Despite the lack of an overriding message articulated over the course of the conference, there was a sense of hopefulness. The Jewish future is in ready hands, able hands — and maybe next time, they’ll have a concrete objective of what to do with those hands.

Jane Usher is no plain Jane. She’s an active environmentalist, attorney and president of the Los Angeles City Planning Commission. Flanked by eco-Hollywood and go-green Angelenos, she was honored by TreePeople at their annual gala fundraiser, “An Evening Under the Harvest Moon,” which raked in half-a-mil for L.A.’s urban forest. Since a group of teenagers started the organization in the 1970s, more than 2 million trees have been planted in our beloved, angelic city.

What a pair! Of sisters, that is. Although the John Wayne Cancer Institute’s breast cancer fundraising luncheon makes clear reference to a woman’s most salient body part, the perky set at this event was actress Joely Fisher and her sister, Trisha Leigh Fisher, who presented Joley, the smokin’ star of FOX’s “Til Death,” with the Angel Award for her brazier-like support of breast cancer research.

Comedic actor and ubiquitous philanthropist Brad Garrett also attended the fete, as he and Joely are slated to emcee the Zimmer Children’s Museum’s seventh annual Discovery Award Dinner on Nov. 8.

Carry On! Venice community gets an eruv approved

The Shul on the Beach, formally known as the Pacific Jewish Center (PJC), has crowned four years of negotiations to install an eruv along the Pacific shoreline and inland area.

The historic Orthodox congregation in Venice finally won approval from the California Coastal Commission to create an unbroken symbolic border to allow observant families to carry basic necessities and push baby strollers beyond the confines of the home on the Sabbath.

An eruv (literally “blending” in Hebrew), which generally consists of a strong fishing line strung between telephone poles, has frequently triggered bitter neighborhood disputes, pitting American Orthodox Jews against environmentalists, nearby homeowners and, occasionally, secular Jews.

The PJC case was particularly sensitive, because for the first time it involved California coastal land and the fishing lines would run near the nesting area of the protected least tern. Mark Massara, a Sierra Club official, objected at one hearing: “This is really nuts. To the extent that we’re allowing public property to be used for religious purposes, it is very troublesome.”

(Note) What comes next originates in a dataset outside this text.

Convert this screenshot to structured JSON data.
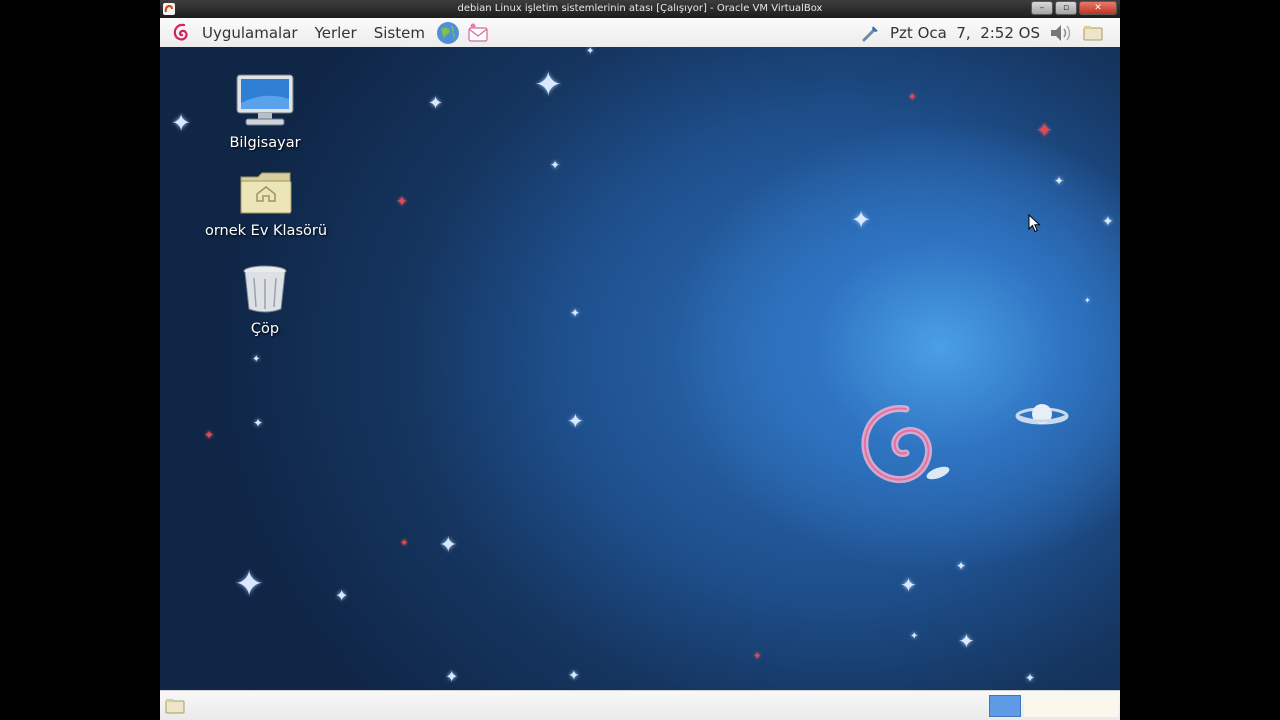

However, after the shul agreed to place metallic streamers on the fishing line near the nesting area to warn off birds, the commission gave the go-ahead.Rabbi Meyer May, president of the Rabbinical Council of California, said that the eruv “is nondescript and has zero impact on the neighborhood. All it does is to allow observant Jews to live in an area, and if that bothers some people, so be it.”

May said that an eruv must meet quite complex religious and technical standards approved by inspectors from his organization.

As in the case of existing eruvim in the Westside and San Fernando Valley areas, top rabbinical experts from Toronto will supervise the Venice-area installation.According to the Oxford Dictionary of the Jewish Religion, rabbinical authorities have defined three types of eruvim, all intended to promote the sanctity of the Sabbath. The fishing line enclosure is known as eruv tehunim, or the eruv of boundaries.

Some 60 years ago, the Venice Beach area was home to an elderly but thriving, Miami Beach-type Jewish community, but over time the growth of air-conditioned suburbs depleted the ranks of such residents.

During the past couple of decades, a new wave of young couples have joined the shul, led by Rabbi Benjamin Geiger, which now has a core of some 50 families, with many more expected after the eruv is up.

The 4 miles of fishing lines will joined to the existing 8-mile patchwork of chain-link fences and walls along freeways. When completed, after the shul has raised the money and let construction bids, the eruv will encompass a square-shaped area running from Marina del Rey north to the 10 Freeway, and from the Pacific coast east to the 405 Freeway.